WARREN - A longtime politician and a former United Auto Workers union president are squaring off in the race for city council president.
Warren Council President Bob Dean is asking voters to re-elect him. Former UAW Local 1112 president of 15 years Jim Graham is making his second run for office.
Graham, who retired from General Motors Corp. and his union position in Lordstown in 2012, ran unsuccessfully for mayor in 2011.
Dean was appointed to complete the term of a vacated Warren council at-large seat in 2004, serving there until 2011, when he was elected to be City Council's president.
Prior to returning to his hometown, Dean made a career in the U.S. Air Force, then worked in various positions under the mayor of Houston from 1982 to 1992, returned to Ohio in 1993, and working at the Cleveland Port Authority. He retired from each of these positions.
Graham said if elected, he hopes to restore a sense of trust between the council president's position and the other members of council.
Occupation: Retired as the president of United Auto Workers Local 1112; worked at the General Motors Lordstown Complex from 1968 to 2012
Education: Bachelor's degree from Youngstown State University in business and economics
Occupation: Retired U.S. Air Force; former city administrator in Houston; former administrator with Cleveland Port Authority
Education: Associate's degree from Air Force Community College; additional college courses in Washington state and Houston
"I don't think it exists right now," he said. "You don't get on TV and accuse a member of council of not being honest because of a Christmas gift."
Graham said information should have been gathered, people talked to individually, and, if possible, resolve any suspected issues among the council members.
Dean defends his stand on pointing out that one council member who had several driving infractions should not receive special treatment, and defended himself against allegations of calling a news conference about a Christmas gift given to the council's clerk.
He admits there were missteps and disagreements, but said they were on both sides.
"I spent $1,200 of my own money to say I'm sorry, let me be the first to apologize for any misunderstanding that I may have been a party to," Dean said.
Most recently, Dean was questioned last weekend by the Ohio Attorney General's Office about how money raised for six teens killed in a single-car accident on March 10 was distributed.
Dean set up the bank account. A six-member pastoral group oversees allocations. The pastors chose to pay funeral homes directly, and want to reserve the excess for future emergencies. The families contend that the excess should be turned over to them for indirect funeral expenses.
Dean said the Attorney General's Office advised him on how to transfer money to a 501(c)(3) nonprofit organization that raises money for charities.
Dean said he has an excellent relationship with Mayor Doug Franklin's administration and still has close ties with former Mayor Michael O'Brien.
The council president said he has worked hard to run meetings that run efficiently and professionally.
"I've shown my fellow council members respect for their positions and for their work," he said.
Graham said the council president's job is to appoint council members to committees, set meetings and run the meetings.
Graham said he hopes to gain the administration's trust so they can work together to turn the city around.

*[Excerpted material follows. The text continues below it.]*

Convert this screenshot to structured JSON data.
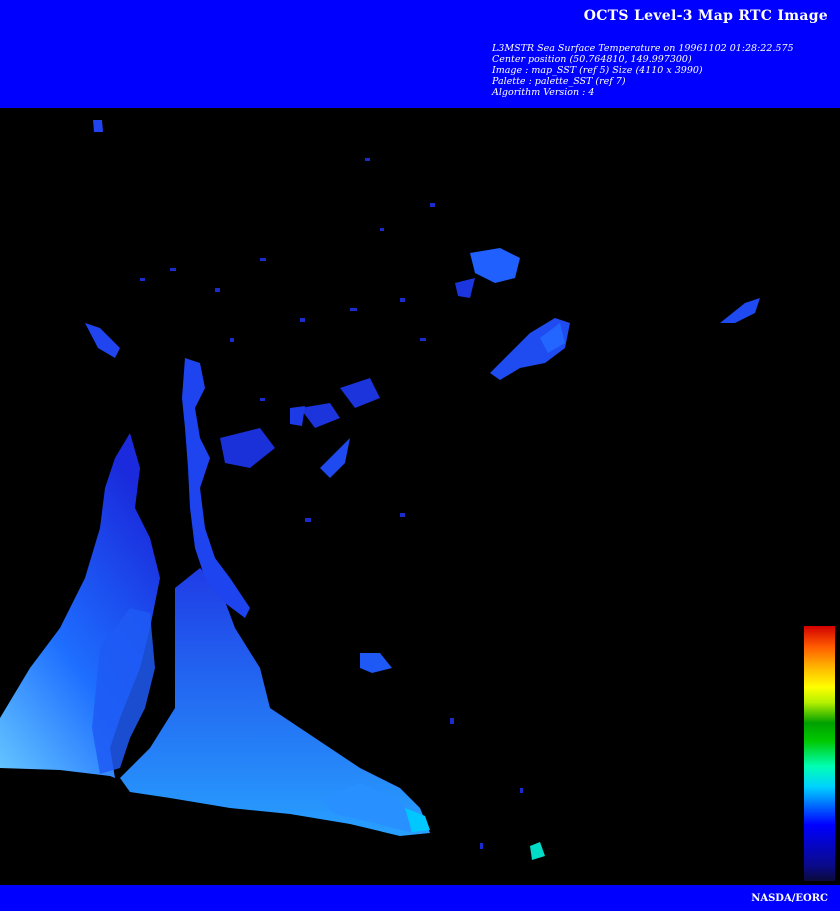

While he recognizes that some believe he is using the council presidency as a stepping stone to the mayor's office, Graham insists that is not true.
"Retirement is undervalued," Graham said. "However, I want to give back to the city. It has done a lot for me and for my family."
Graham said he would like to see the council meetings broadcast on television so the public can see how city government works.
"You get more people involved, they will feel more connected," he said.
Graham said he would appoint successful business leaders to an economic development committee.
"I would get people who have been successful in business to bring ideas about economic development into the city," he said.
"I take a lot of pride at what we were able accomplish at Lordstown and would like to bring those leadership ideas to the city," he said.
Dean has used the position to promote some of his favorite causes, including providing gifts to veterans at two Ohio nursing homes during the Thanksgiving holidays and gathering hundreds of coats to be given away for low income families in the area. He also facilitated the distribution of hundreds of fire alarms throughout the city.
Dean also has helped to raise money for families that find themselves the victims of emergencies, including house fires and auto accidents.
Dean said he is proud that as an active councilman, he is second only to Councilman Alford Novak in the number of legislation that he has sponsored over the years. Dean has sponsored more than 80 pieces of legislation.
"I'm especially proud of blight legislation passed in 2007 that addressed everything that boarding up houses property, trash, and label on doors," he said. "I'm also proud of a piece of legislation that did not pass that attempted create a spot patrol ordinance that would have looked at high crime area and focus additional manpower in the area. The additional police presence would followed the suspects until they moved out of town.''
Among issues that Graham wants to address include getting the business incubator started and finding ways to lower the amount of illegal drugs and reduce other types of crime in the city.
During his run for mayor, Graham said the city must look beyond the federal S.A.F.E.R. grant to pay for firefighters.
"I was crucified," he said. "I did not believe we would get the next round of federal money."
The city learned earlier this year that its grant application for this year's S.A.F.E.R. grant was denied by the federal government.
"While we need firefighters, we also need money for more police officers," he said.
Graham said the council presidency can be used as a bully pulpit to get discussions started about a variety of issues.